[At least to the grumpy parents’ inexperienced eyes.]
Yes Nick, the friendly tiler, worked at a painfully slow pace. Each morning he’d show up at the little white house. Sometimes he arrived at 9 and sometimes it was 11. But he always arrived with a smile on his face, and a greeting for the youngest of the perpetually hungry boys, who loved nothing more than standing two feet away from Nick; watching him work.
The first day Nick pulled the faux tile away from the tub-wall. And then he painted the wall with a dark grey paint to help the new ceramic tile adhere to it. When he came back the next day, the youngest of the perpetually hungry boys looked at him: ‘what’s taking you so long?’ he asked. And the grumpy parents laughed because the young boy had been bold enough to say what they’d been secretly thinking.
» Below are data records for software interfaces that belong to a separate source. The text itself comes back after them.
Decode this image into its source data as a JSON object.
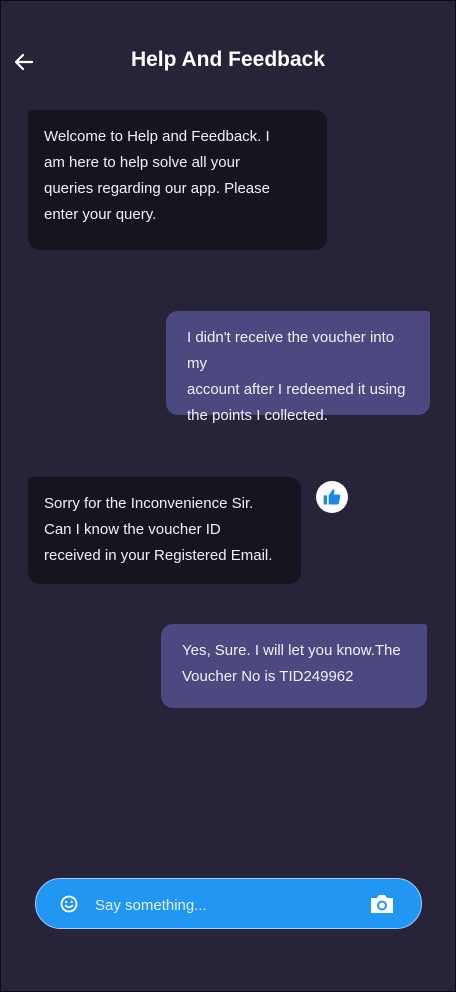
{
  "header": {
    "title": "Help And Feedback",
    "back_icon": "arrow-left-icon"
  },
  "messages": [
    {
      "sender": "bot",
      "lines": [
        "Welcome to Help and Feedback. I",
        "am here to help solve all your",
        "queries regarding our app. Please",
        "enter your query."
      ]
    },
    {
      "sender": "user",
      "lines": [
        "I didn't receive the voucher into my",
        "account after I redeemed it using",
        "the points I collected."
      ]
    },
    {
      "sender": "bot",
      "lines": [
        "Sorry for the Inconvenience Sir.",
        "Can I know the voucher ID",
        "received in your Registered Email."
      ],
      "reaction_icon": "thumbs-up-icon"
    },
    {
      "sender": "user",
      "lines": [
        "Yes, Sure. I will let you know.The",
        "Voucher No is TID249962"
      ]
    }
  ],
  "composer": {
    "placeholder": "Say something...",
    "emoji_icon": "smiley-icon",
    "camera_icon": "camera-icon"
  },
  "colors": {
    "background": "#27243a",
    "bot_bubble": "#16141f",
    "user_bubble": "#4c4880",
    "composer": "#2196f3"
  }
}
Nick went in the bathroom and closed the door and played his music and worked for a while. Occasionally he would go sit in his van to smoke and sometimes he would announce he was popping out for a coffee or driving across town to look for more tile or whatnot.
As soon as he’d leave, the grumpy parents would run into the bathroom to see what he’d accomplished during his lengthy confinement in the tile-less space. One new row of tiles, sometimes two or three. ‘What’s he doing?’ the grumpy father of the hungry boys asked no one in particular. ‘I guess the rows are straight,’ he reluctantly conceded, as a man who’d encountered some difficulties where the installation of ceramic tile was concerned. ‘I wonder if he’d be mad if I finished the job,’ the grumpy father
threatened wondered. The grumpy mother rolled her eyes and ushered the grumpy father out of the bathroom so it would be ready for Nick whenever he returned.
And so it went.
Each day Nick arrived. Each day he sequestered himself in the bathroom for varying periods of time. Each day he left for coffee, or more tile, or cigarette breaks. Each day the grumpy parents sneaked into the bathroom in his absence: to see what he’d done. And each day it seemed like the work was no closer to being complete than it had been the previous day. And the day before that.
Even though Nick was working until 7 or 8 each night.
And then one day, Nick had to stop work, because another guy was coming to the little white house to magically transform the spotted pink and white tub into a bathtub the color of freshly fallen snow.
[With the aid of a very offensive-smelling, likely carcinogenic glaze.]
So Nick had to abandon his leisurely vigil for a few days. ‘I’ll be back on Sunday,’ he announced on his way out the door. ‘And then I’ll come back on Monday to grout, and probably on Tuesday……’
*Nick’s name has been altered to protect his privacy.